- _Data section_
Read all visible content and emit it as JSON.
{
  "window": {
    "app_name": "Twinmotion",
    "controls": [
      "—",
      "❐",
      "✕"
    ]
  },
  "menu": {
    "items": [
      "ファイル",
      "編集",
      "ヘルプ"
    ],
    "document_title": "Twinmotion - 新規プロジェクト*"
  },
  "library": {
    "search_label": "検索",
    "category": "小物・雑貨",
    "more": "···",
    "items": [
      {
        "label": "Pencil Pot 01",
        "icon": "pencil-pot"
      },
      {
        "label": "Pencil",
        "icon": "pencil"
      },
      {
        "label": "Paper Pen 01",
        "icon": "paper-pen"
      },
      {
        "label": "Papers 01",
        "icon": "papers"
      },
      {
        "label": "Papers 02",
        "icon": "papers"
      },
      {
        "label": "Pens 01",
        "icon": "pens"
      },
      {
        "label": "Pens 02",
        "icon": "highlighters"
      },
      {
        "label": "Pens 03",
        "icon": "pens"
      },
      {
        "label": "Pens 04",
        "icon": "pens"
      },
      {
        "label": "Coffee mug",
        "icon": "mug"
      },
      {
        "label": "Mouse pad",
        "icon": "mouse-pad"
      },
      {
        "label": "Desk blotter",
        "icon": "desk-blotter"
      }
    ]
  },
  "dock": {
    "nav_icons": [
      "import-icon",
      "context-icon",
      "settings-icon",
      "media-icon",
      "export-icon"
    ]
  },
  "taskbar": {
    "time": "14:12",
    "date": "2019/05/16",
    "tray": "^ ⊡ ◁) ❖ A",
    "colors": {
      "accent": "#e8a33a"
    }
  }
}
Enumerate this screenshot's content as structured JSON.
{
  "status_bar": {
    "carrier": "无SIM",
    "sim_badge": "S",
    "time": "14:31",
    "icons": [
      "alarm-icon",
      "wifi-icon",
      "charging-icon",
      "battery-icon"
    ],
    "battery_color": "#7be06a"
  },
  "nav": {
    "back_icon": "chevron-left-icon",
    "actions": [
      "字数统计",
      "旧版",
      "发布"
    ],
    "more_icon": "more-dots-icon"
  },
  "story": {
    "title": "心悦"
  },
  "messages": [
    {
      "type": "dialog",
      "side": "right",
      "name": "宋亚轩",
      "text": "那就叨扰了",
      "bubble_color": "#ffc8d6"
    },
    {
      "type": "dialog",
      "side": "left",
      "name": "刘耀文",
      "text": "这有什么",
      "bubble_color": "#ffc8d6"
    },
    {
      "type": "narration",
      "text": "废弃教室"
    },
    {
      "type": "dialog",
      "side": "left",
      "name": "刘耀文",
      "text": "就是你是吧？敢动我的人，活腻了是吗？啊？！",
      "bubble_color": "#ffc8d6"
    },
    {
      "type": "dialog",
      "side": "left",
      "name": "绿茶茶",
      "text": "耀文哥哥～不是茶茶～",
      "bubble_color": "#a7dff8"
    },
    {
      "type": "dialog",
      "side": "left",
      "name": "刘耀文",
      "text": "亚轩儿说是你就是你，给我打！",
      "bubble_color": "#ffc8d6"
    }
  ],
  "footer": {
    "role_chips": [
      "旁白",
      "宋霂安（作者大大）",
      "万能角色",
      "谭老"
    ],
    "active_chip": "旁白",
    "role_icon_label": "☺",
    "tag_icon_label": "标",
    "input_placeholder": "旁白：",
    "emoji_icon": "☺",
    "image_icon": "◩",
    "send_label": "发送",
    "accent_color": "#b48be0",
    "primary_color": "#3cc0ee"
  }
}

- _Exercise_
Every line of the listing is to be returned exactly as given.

- _Response_
Read all visible content and emit it as JSON.
{
  "window": {
    "app_name": "Twinmotion",
    "controls": [
      "—",
      "❐",
      "✕"
    ]
  },
  "menu": {
    "items": [
      "ファイル",
      "編集",
      "ヘルプ"
    ],
    "document_title": "Twinmotion - 新規プロジェクト*"
  },
  "library": {
    "search_label": "検索",
    "category": "小物・雑貨",
    "more": "···",
    "items": [
      {
        "label": "Pencil Pot 01",
        "icon": "pencil-pot"
      },
      {
        "label": "Pencil",
        "icon": "pencil"
      },
      {
        "label": "Paper Pen 01",
        "icon": "paper-pen"
      },
      {
        "label": "Papers 01",
        "icon": "papers"
      },
      {
        "label": "Papers 02",
        "icon": "papers"
      },
      {
        "label": "Pens 01",
        "icon": "pens"
      },
      {
        "label": "Pens 02",
        "icon": "highlighters"
      },
      {
        "label": "Pens 03",
        "icon": "pens"
      },
      {
        "label": "Pens 04",
        "icon": "pens"
      },
      {
        "label": "Coffee mug",
        "icon": "mug"
      },
      {
        "label": "Mouse pad",
        "icon": "mouse-pad"
      },
      {
        "label": "Desk blotter",
        "icon": "desk-blotter"
      }
    ]
  },
  "dock": {
    "nav_icons": [
      "import-icon",
      "context-icon",
      "settings-icon",
      "media-icon",
      "export-icon"
    ]
  },
  "taskbar": {
    "time": "14:12",
    "date": "2019/05/16",
    "tray": "^ ⊡ ◁) ❖ A",
    "colors": {
      "accent": "#e8a33a"
    }
  }
}
Enumerate this screenshot's content as structured JSON.
{
  "status_bar": {
    "carrier": "无SIM",
    "sim_badge": "S",
    "time": "14:31",
    "icons": [
      "alarm-icon",
      "wifi-icon",
      "charging-icon",
      "battery-icon"
    ],
    "battery_color": "#7be06a"
  },
  "nav": {
    "back_icon": "chevron-left-icon",
    "actions": [
      "字数统计",
      "旧版",
      "发布"
    ],
    "more_icon": "more-dots-icon"
  },
  "story": {
    "title": "心悦"
  },
  "messages": [
    {
      "type": "dialog",
      "side": "right",
      "name": "宋亚轩",
      "text": "那就叨扰了",
      "bubble_color": "#ffc8d6"
    },
    {
      "type": "dialog",
      "side": "left",
      "name": "刘耀文",
      "text": "这有什么",
      "bubble_color": "#ffc8d6"
    },
    {
      "type": "narration",
      "text": "废弃教室"
    },
    {
      "type": "dialog",
      "side": "left",
      "name": "刘耀文",
      "text": "就是你是吧？敢动我的人，活腻了是吗？啊？！",
      "bubble_color": "#ffc8d6"
    },
    {
      "type": "dialog",
      "side": "left",
      "name": "绿茶茶",
      "text": "耀文哥哥～不是茶茶～",
      "bubble_color": "#a7dff8"
    },
    {
      "type": "dialog",
      "side": "left",
      "name": "刘耀文",
      "text": "亚轩儿说是你就是你，给我打！",
      "bubble_color": "#ffc8d6"
    }
  ],
  "footer": {
    "role_chips": [
      "旁白",
      "宋霂安（作者大大）",
      "万能角色",
      "谭老"
    ],
    "active_chip": "旁白",
    "role_icon_label": "☺",
    "tag_icon_label": "标",
    "input_placeholder": "旁白：",
    "emoji_icon": "☺",
    "image_icon": "◩",
    "send_label": "发送",
    "accent_color": "#b48be0",
    "primary_color": "#3cc0ee"
  }
}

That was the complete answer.